Philadelphia’s Police Commissioner Richard Ross, Jr. resigned Tuesday amid allegations of sexual harassment and race and gender discrimination within the law enforcement department that were waged in a federal lawsuit.
The plaintiffs, Corporal Audra McCowan and Officer Jennifer Allen have each served on the city’s police force for more than 15 years. The 104-page suit outlines alleged harassment the two women of color experienced dating back to at least 2014.
McCowan also alleges she and Ross had an affair from 2009-11. She claims he did not adequately address the harassment complaints she later filed against her colleagues “in retribution for her breaking off their two-year affair.”

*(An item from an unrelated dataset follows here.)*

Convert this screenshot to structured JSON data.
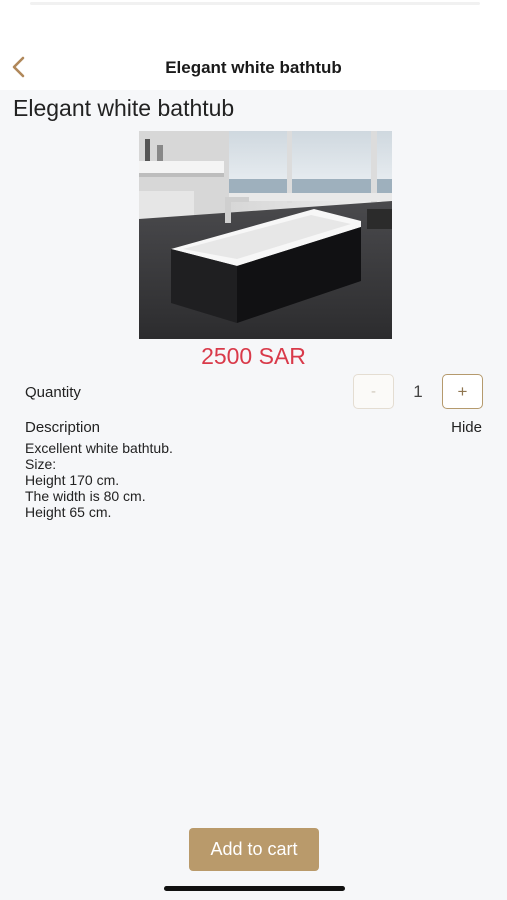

On Wednesday, outside Police Headquarters, Ross, 55, told reporters, “I have never targeted a person, I have never sought retribution on a person personally or professionally.”
Ross opted to leave his role, he said, noting, “I’d be disingenuous if I didn’t say fatigue had set in anyway, independent of this issue.”
Ross’ resignation comes less than a week after an almost 8-hour North Philadelphia standoff in which six police officers were wounded by a shooter with an AR-15 assault rifle.
Two days after the altercation, Governor Tom Wolf signed an executive order creating a new Office of Gun Violence Prevention, to be housed in the Pennsylvania Commission on Crime and Delinquency, that will operate a Special Council on Gun Violence aimed at eradicating similar incidents across the state.
Mayor Jim Kenney immediately appointed Deputy Commissioner Christine Coulter on Tuesday as Acting Commissioner while the search for Ross’ permanent replacement begins.
The move makes history by dubbing Coulter as the first woman leader of Philadelphia police. Coulter has worked in law enforcement for more than three decades, including in investigations, narcotics intelligence and patrol operations.
Coulter is also one of a dozen defendants named in the lawsuit filed by Allen and McCowan.
Ross, part of the Philadelphia Police Department since 1989, started as police commissioner in January 2016. While under his purview, the unit came under fire in June when the findings of the Plain View Project, a database compiling violent, racist and homophobic social media posts from officers across the country, went viral.
At a Wednesday afternoon press conference at City Hall, Kenney revealed he was initially ambivalent about accepting Ross’ resignation, originally submitted Monday night. The mayor added he did not immediately have all the facts regarding the lawsuit.
“He made the right decision for himself and for the city,” Kenney said, adding he didn’t want to “forget all the positive things that happened” under Ross’ leadership.
Brian Abernathy, the city’s managing director, said an independent third-party investigation will be “looking at broader issues” within the police department moving forward.
Coulter expressed a desire to alleviate violence in the city and “change and improve on relationships with our community.”
“I will take that hard look, make sure that the right folks are in the right place and that we're structurally organized to be the most effective department that we can be,” she said.